During the Demo
Generating interactivity is critical to improving your odds in any remote demo situation.
- Use a Roadmap or agenda. Toggle between the Roadmap (e.g. in PowerPoint) and your application to keep the audience on track, break up the demonstration into easily consumable segments, and to help you summarize at the end of each section.
- Use the drawing and annotation tools. The act of a new graphic dynamically appearing wakes people up and draws their attention to the screen with renewed interest. There are a pile of tools typically available:
- Pens, highlighters, “stamps”, arrows, boxes, lines…
- Reverse highlighting of text in your application
- Zoom in/out in browser windows (CTRL-Mouse Roller)
- There are other tools available to help, as well:
- CTRL to show where the mouse is (a windows setting)

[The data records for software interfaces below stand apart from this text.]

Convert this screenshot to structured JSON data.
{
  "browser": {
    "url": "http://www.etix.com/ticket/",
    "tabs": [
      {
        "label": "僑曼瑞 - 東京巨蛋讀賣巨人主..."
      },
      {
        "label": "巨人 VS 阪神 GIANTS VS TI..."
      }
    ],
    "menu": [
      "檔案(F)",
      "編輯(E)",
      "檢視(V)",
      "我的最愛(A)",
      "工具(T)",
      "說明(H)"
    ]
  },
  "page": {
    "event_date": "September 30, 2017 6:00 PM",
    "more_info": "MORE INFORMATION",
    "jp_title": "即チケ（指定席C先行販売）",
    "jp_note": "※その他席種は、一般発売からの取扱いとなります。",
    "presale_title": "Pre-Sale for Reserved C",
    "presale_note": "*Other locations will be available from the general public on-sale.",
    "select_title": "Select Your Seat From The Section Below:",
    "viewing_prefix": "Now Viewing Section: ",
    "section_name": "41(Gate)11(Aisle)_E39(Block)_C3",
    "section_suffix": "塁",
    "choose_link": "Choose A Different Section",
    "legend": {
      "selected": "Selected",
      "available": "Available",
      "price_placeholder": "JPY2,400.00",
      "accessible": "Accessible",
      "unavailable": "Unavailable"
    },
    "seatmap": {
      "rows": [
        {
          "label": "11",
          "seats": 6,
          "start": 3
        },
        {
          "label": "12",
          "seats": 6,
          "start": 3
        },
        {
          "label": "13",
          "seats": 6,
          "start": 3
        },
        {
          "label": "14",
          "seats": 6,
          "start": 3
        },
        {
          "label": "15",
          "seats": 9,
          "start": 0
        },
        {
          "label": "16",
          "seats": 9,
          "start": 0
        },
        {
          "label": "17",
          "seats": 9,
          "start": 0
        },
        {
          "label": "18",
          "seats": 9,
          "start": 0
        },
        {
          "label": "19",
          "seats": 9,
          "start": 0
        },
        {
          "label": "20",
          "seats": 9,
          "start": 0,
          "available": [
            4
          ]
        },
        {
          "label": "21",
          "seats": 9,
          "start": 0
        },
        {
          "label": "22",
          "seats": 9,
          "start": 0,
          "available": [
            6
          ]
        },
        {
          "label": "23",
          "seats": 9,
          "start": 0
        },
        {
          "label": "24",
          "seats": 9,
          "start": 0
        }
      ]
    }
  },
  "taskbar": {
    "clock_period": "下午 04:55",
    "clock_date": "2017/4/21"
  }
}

- Use “Tool Tips” as a highlighting method
- F11 in Internet Explorer (and other browsers?) hides extra toolbars
- For large sessions and webinars (audiences >20 people, with muted phones) use “Chat” for bi-directional communication (in addition to the less-compelling use of polls). Asking for responses from the audience via Chat forces them to type, engage and respond.
- Mouse slowly and deliberately. Let me say that again: Move your mouse slllloooowwwwlllyyy and d-e-l-i-b-e-r-a-t-e-l-y. Zippy Mouse Syndrome is curable.
- “Move and Stop”. I’ve found the most amazing principle: if you take your hand off of the mouse, it stops moving. Yes! Incredible! Move the mouse to where you want it to be, then take your hand off while you talk… It doesn’t move! (Ever see anyone circle endlessly with their mouse…?)
- Pause – give a moment for people to respond, particularly when they are on speakerphone systems. Musicians and presenters know the “power of the pause”.
- “Park” Good Questions using a Word document (shared for public viewing). This has the same impact as using a whiteboard to park questions in a face-to-face meeting. Very elegant and very effective!
- Ask questions as you go: Use “closed probes” at first, to train your audience (“Can you see my mouse at the top of the screen? Everyone?”). Ask “open probes” once the audience begins to interact. Ask questions of specific individuals, if appropriate.
- If you think latency is a problem or has changed since the start of the session, test again by saying, “I’m going to click to show the next graphic – please let me know when you see it. Three-two-one-click… OK, looks like the lag time is now about 2-3 seconds…” (You can do this at the beginning of a session as well – another great way to test response time and generate interactivity).
- Don’t read. Instead, invite the audience to read a slide or text on their own – and to tell you when they are done… A great way to re-engage!
- Use the Menu Approach to begin a session, when appropriate. Ending up with a rank-prioritized list of solutions/topics is a wonderful way to engage, generate a live Roadmap, and align the demo to your customer’s top interests.
- Give control to an audience volunteer and have the volunteer “drive” a portion of the demo. The volunteer becomes intimately engaged and the balance of the audience will be on the edge of their seats. This is an extremely effective technique. It has the added advantage of tacitly proving ease-of-use. Manage risk by using your Champion or other supporter… and consider practicing this ahead of time!
- Resist the urge to point at your own screen with your finger… Shockingly, the customer cannot see your hand! This is your body’s way to telling you to pick up and use an annotation tool.
- Summarize early and often. Summarizing helps keep the audience with you and provides them an opportunity to ask questions.
- Record some of your sessions for your own personal (and private) playback. Yes, you will hate the sound of your voice, but listening to your delivery will help you improve and, um, you know, sorta kinda, you know, remove extraneous vocabulary. You’ll also have the opportunity to hear your customer’s questions and comments a second time – you may be surprised how they were initially interpreted by your team! Very humbling, very effective.
The name of the game in remote demonstrations is interactivity. The better you engage, the higher your probability of success. Additional ideas? Let me know…!